Meanwhile, the controversial judicial reforms promoted by Netanyahu and his government have led to widespread protests in Israel. The US administration, through various officials, has encouraged the Israeli leader to engage in dialogue on the reform legislation. So far, the Israeli government continues to push forward with its plans.

“Israeli society is looking increasingly right-wing and conservative, more ethnocentric and nationalist,” said Hellinger. “For Democrats, Israel looks like Trump, a figure they loathe.”

Conducted in February, the survey could also be a reflection of the effect increased Israeli-Palestinian violence and internal tensions in Israel have on American public opinion.

The situation is very complex; very often the details are too intricate for what is frequently a shallow political debate.

“There is no understanding of these complexities,” said Hellinger. “Israel appears as the forceful, colonial occupier.”

“Listening to the Palestinian narrative without a Jewish and Zionist framework, one has a tremendous amount of sympathy. When one listens to the Palestinian narrative in conjunction with a strong Zionist narrative then one begins to realize the situation is more complex,” said Frydman-Kohl. “In terms of presentation, Israel can play an important role in maintaining or increasing support for itself.”

The changes reflected in the Gallup poll pose a great challenge to Israel, which banks on its alliance with the US in many arenas.

Netanyahu, who re-entered office late last year, has not yet been invited to visit the White House. Downplayed by Jerusalem, it is rare that a newly installed Israeli leader has been to numerous European capitals and has yet to set foot in Washington. A recent visit to Washington by ultra-nationalist Finance Minister Bezalel Smotrich passed without meetings between Smotrich and US officials, another rare occurrence and a clear hint of American disapproval.

American support for Israel under the current Netanyahu government has yet to be put to a real test.
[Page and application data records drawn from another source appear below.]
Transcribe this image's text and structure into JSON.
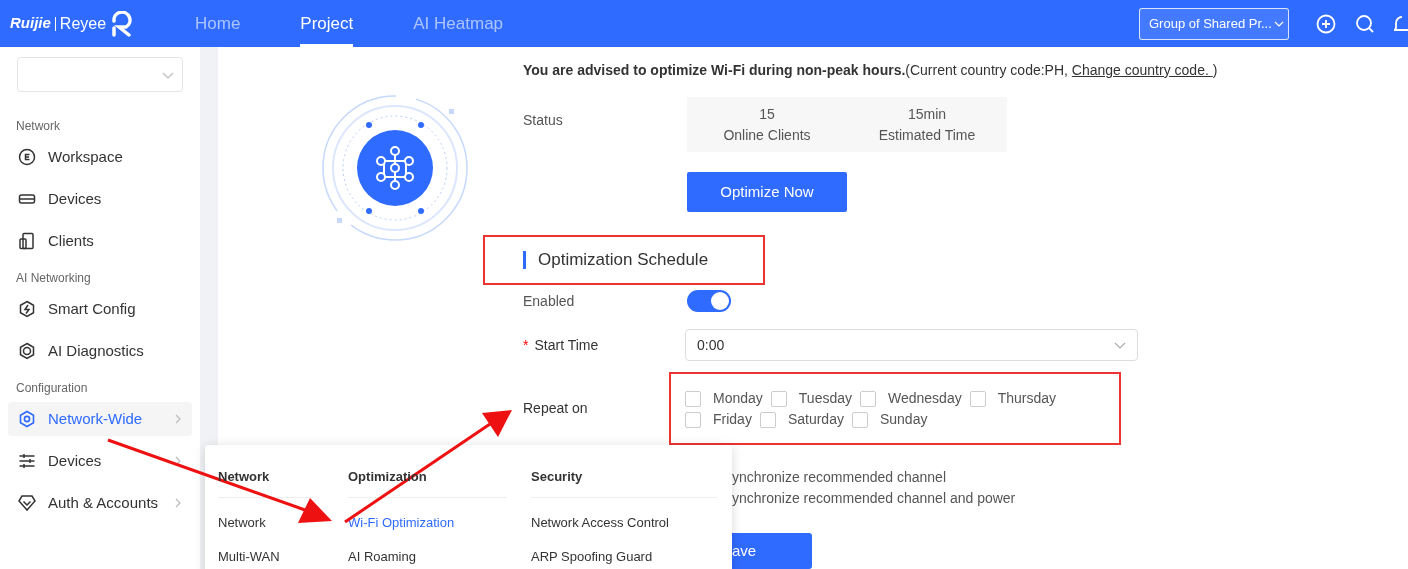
{
  "header": {
    "logo": {
      "brand": "Ruijie",
      "product": "Reyee"
    },
    "nav": [
      {
        "label": "Home",
        "selected": false
      },
      {
        "label": "Project",
        "selected": true
      },
      {
        "label": "AI Heatmap",
        "selected": false
      }
    ],
    "group_select": "Group of Shared Pr..."
  },
  "sidebar": {
    "sections": [
      {
        "title": "Network",
        "items": [
          {
            "label": "Workspace",
            "selected": false,
            "expandable": false
          },
          {
            "label": "Devices",
            "selected": false,
            "expandable": false
          },
          {
            "label": "Clients",
            "selected": false,
            "expandable": false
          }
        ]
      },
      {
        "title": "AI Networking",
        "items": [
          {
            "label": "Smart Config",
            "selected": false,
            "expandable": false
          },
          {
            "label": "AI Diagnostics",
            "selected": false,
            "expandable": false
          }
        ]
      },
      {
        "title": "Configuration",
        "items": [
          {
            "label": "Network-Wide",
            "selected": true,
            "expandable": true
          },
          {
            "label": "Devices",
            "selected": false,
            "expandable": true
          },
          {
            "label": "Auth & Accounts",
            "selected": false,
            "expandable": true
          }
        ]
      }
    ]
  },
  "content": {
    "advice": "**You are advised to optimize Wi-Fi during non-peak hours.**(Current country code:PH, ",
    "advice_link": "Change country code. ",
    "advice_end": ")",
    "status": {
      "label": "Status",
      "stats": [
        {
          "value": "15",
          "label": "Online Clients"
        },
        {
          "value": "15min",
          "label": "Estimated Time"
        }
      ]
    },
    "optimize_button": "Optimize Now",
    "schedule": {
      "title": "Optimization Schedule",
      "enabled": {
        "label": "Enabled",
        "on": true
      },
      "start_time": {
        "required_mark": "*",
        "label": "Start Time",
        "value": "0:00"
      },
      "repeat": {
        "label": "Repeat on",
        "days": [
          {
            "label": "Monday",
            "checked": false
          },
          {
            "label": "Tuesday",
            "checked": false
          },
          {
            "label": "Wednesday",
            "checked": false
          },
          {
            "label": "Thursday",
            "checked": false
          },
          {
            "label": "Friday",
            "checked": false
          },
          {
            "label": "Saturday",
            "checked": false
          },
          {
            "label": "Sunday",
            "checked": false
          }
        ]
      },
      "sync_options": [
        "ynchronize recommended channel",
        "ynchronize recommended channel and power"
      ],
      "save_button": "ave"
    }
  },
  "menu": {
    "columns": [
      {
        "title": "Network",
        "items": [
          {
            "label": "Network",
            "selected": false
          },
          {
            "label": "Multi-WAN",
            "selected": false
          }
        ]
      },
      {
        "title": "Optimization",
        "items": [
          {
            "label": "Wi-Fi Optimization",
            "selected": true
          },
          {
            "label": "AI Roaming",
            "selected": false
          }
        ]
      },
      {
        "title": "Security",
        "items": [
          {
            "label": "Network Access Control",
            "selected": false
          },
          {
            "label": "ARP Spoofing Guard",
            "selected": false
          }
        ]
      }
    ]
  }
}
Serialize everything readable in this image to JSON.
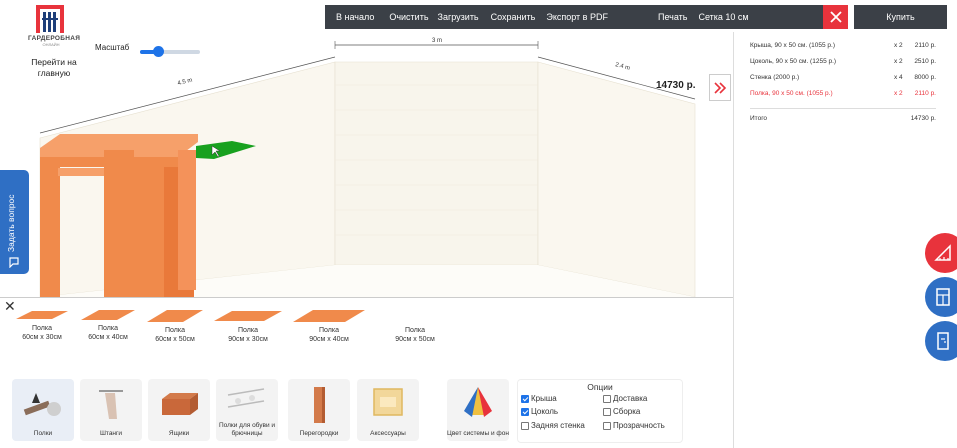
{
  "brand": {
    "name": "ГАРДЕРОБНАЯ",
    "sub": "ОНЛАЙН"
  },
  "home_link": "Перейти на главную",
  "scale": {
    "label": "Масштаб",
    "value": 0.3
  },
  "toolbar": {
    "start": "В начало",
    "clear": "Очистить",
    "load": "Загрузить",
    "save": "Сохранить",
    "export": "Экспорт в PDF",
    "print": "Печать",
    "grid": "Сетка 10 см",
    "buy": "Купить"
  },
  "total_price": "14730 р.",
  "order": {
    "items": [
      {
        "name": "Крыша, 90 х 50 см. (1055 р.)",
        "qty": "х 2",
        "price": "2110 р."
      },
      {
        "name": "Цоколь, 90 х 50 см. (1255 р.)",
        "qty": "х 2",
        "price": "2510 р."
      },
      {
        "name": "Стенка  (2000 р.)",
        "qty": "х 4",
        "price": "8000 р."
      },
      {
        "name": "Полка, 90 х 50 см. (1055 р.)",
        "qty": "х 2",
        "price": "2110 р.",
        "highlight": true
      }
    ],
    "total_label": "Итого",
    "total_value": "14730 р."
  },
  "ask_question": "Задать вопрос",
  "dimensions": {
    "left": "4.5 m",
    "back": "3 m",
    "right": "2.4 m"
  },
  "shelves": [
    {
      "title": "Полка",
      "size": "60см х 30см"
    },
    {
      "title": "Полка",
      "size": "60см х 40см"
    },
    {
      "title": "Полка",
      "size": "60см х 50см"
    },
    {
      "title": "Полка",
      "size": "90см х 30см"
    },
    {
      "title": "Полка",
      "size": "90см х 40см"
    },
    {
      "title": "Полка",
      "size": "90см х 50см"
    }
  ],
  "categories": [
    {
      "label": "Полки"
    },
    {
      "label": "Штанги"
    },
    {
      "label": "Ящики"
    },
    {
      "label": "Полки для обуви и брючницы"
    },
    {
      "label": "Перегородки"
    },
    {
      "label": "Аксессуары"
    },
    {
      "label": "Цвет системы и фон"
    }
  ],
  "options": {
    "title": "Опции",
    "items": [
      {
        "label": "Крыша",
        "checked": true
      },
      {
        "label": "Доставка",
        "checked": false
      },
      {
        "label": "Цоколь",
        "checked": true
      },
      {
        "label": "Сборка",
        "checked": false
      },
      {
        "label": "Задняя стенка",
        "checked": false
      },
      {
        "label": "Прозрачность",
        "checked": false
      }
    ]
  },
  "colors": {
    "accent": "#1e73e8",
    "danger": "#e8333c",
    "toolbar": "#3b4047",
    "wardrobe": "#f08a4b",
    "selected": "#18a11f"
  }
}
But these tests could come very soon, even sooner than political developments in the US.

American veto power in the United Nations Security Council has prevented Israel from becoming isolated in the international arena and allowed it to operate militarily in the Gaza Strip and in Lebanon for longer than the majority of the international community would like. Without such support, Israel could have easily found itself under a crippling sanctions regime.

“It is certain that the positions of elected politicians in the House and the Senate will eventually follow the public opinion of those who they represent, and elect them in the first place,” said Hirsch.
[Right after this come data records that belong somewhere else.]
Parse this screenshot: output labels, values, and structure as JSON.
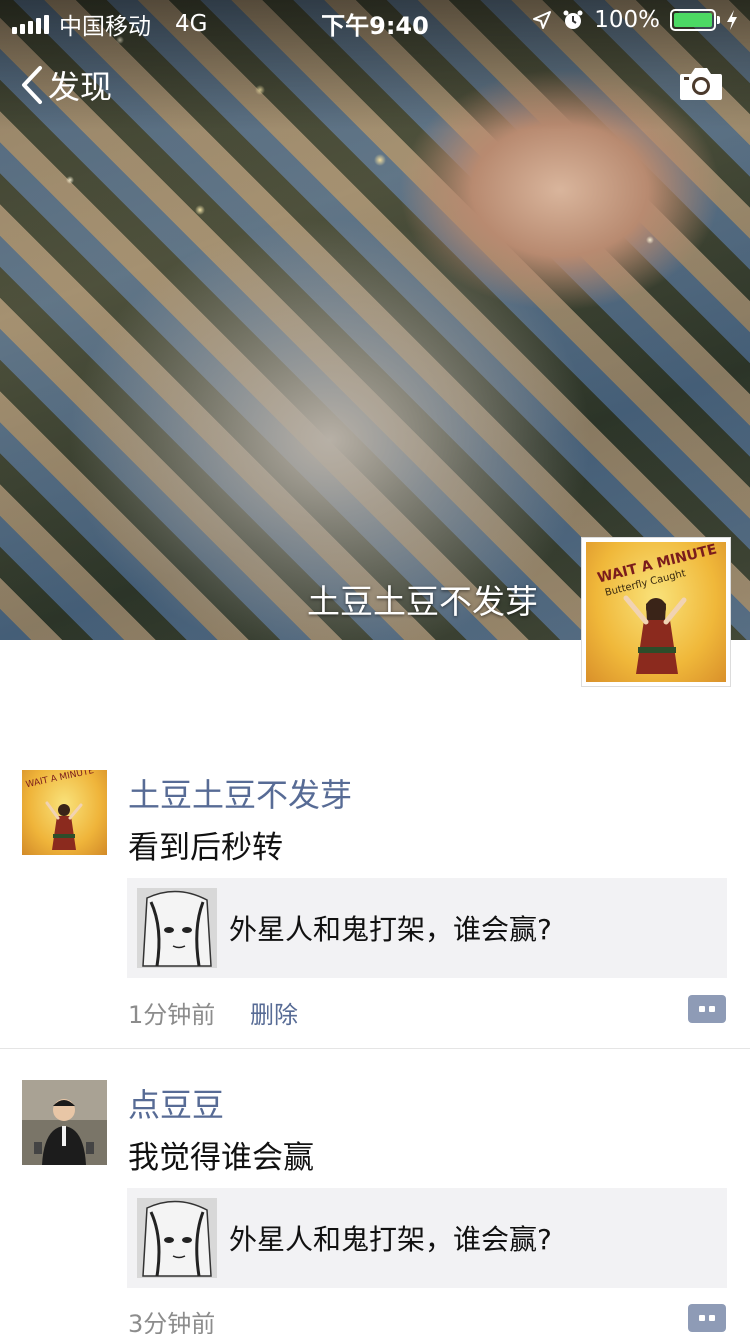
{
  "status_bar": {
    "carrier": "中国移动",
    "network": "4G",
    "time": "下午9:40",
    "battery": "100%",
    "battery_level": 1.0
  },
  "nav": {
    "back_label": "发现"
  },
  "cover": {
    "username": "土豆土豆不发芽",
    "avatar_title": "WAIT A MINUTE",
    "avatar_subtitle": "Butterfly Caught"
  },
  "posts": [
    {
      "name": "土豆土豆不发芽",
      "text": "看到后秒转",
      "shared_title": "外星人和鬼打架，谁会赢?",
      "time": "1分钟前",
      "delete_label": "删除"
    },
    {
      "name": "点豆豆",
      "text": "我觉得谁会赢",
      "shared_title": "外星人和鬼打架，谁会赢?",
      "time": "3分钟前"
    }
  ],
  "colors": {
    "link": "#576b95",
    "battery": "#4cd964",
    "shared_bg": "#f2f2f4"
  }
}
The US is heading to primaries in both parties and then a presidential election. It is unclear who will be the presidential candidates of both parties.
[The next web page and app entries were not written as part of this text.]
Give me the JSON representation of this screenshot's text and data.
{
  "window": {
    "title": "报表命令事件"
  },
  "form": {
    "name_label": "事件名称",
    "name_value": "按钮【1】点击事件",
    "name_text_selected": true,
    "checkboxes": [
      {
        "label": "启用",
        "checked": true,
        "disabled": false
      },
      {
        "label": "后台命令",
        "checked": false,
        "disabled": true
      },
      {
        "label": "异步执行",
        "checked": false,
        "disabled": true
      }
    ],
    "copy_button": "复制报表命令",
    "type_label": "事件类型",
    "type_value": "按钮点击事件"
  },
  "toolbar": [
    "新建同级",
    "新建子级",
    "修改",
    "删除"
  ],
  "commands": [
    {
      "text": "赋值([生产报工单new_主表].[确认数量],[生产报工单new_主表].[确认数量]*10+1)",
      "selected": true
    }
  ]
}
“There is a real risk that increasing numbers of opponents of Israel will be elected in future years to Congress. If this happens, we are likely to see increasing numbers of Democratic congressmen and senators qualify their support for Israel, both in rhetoric and voting patterns. Eventually, this will influence the White House, in particular if the president is a Democrat,” Hirsch added.

Extensive US military aid to Israel could be conditioned on certain policy changes that the White House could demand Israel to make in return.

“Not inviting Netanyahu was a nod to the progressive elements of the Democratic Party, but Biden is also not happy with him. Yet, his basic policy that supports and protects Israel has not changed,” said Hellinger.

The longer Netanyahu remains in power, the more difficult it will become to separate between the policies of his government and support for Israel.

“Biden has two Israels – the one of Netanyahu and the one he supports,” Hellinger said. “However, if the trends in Israel and the progressive trends in the US will not change, the rift between Israel and the Democrats will only grow.”

For now, as the poll demonstrates, American support for Israel is still steadfast. But the change in direction also is clear and could significantly impact the relationship between the two allies.



Editorial Cartoons

View More »

Gary Varvel
Tue, May 23, 2023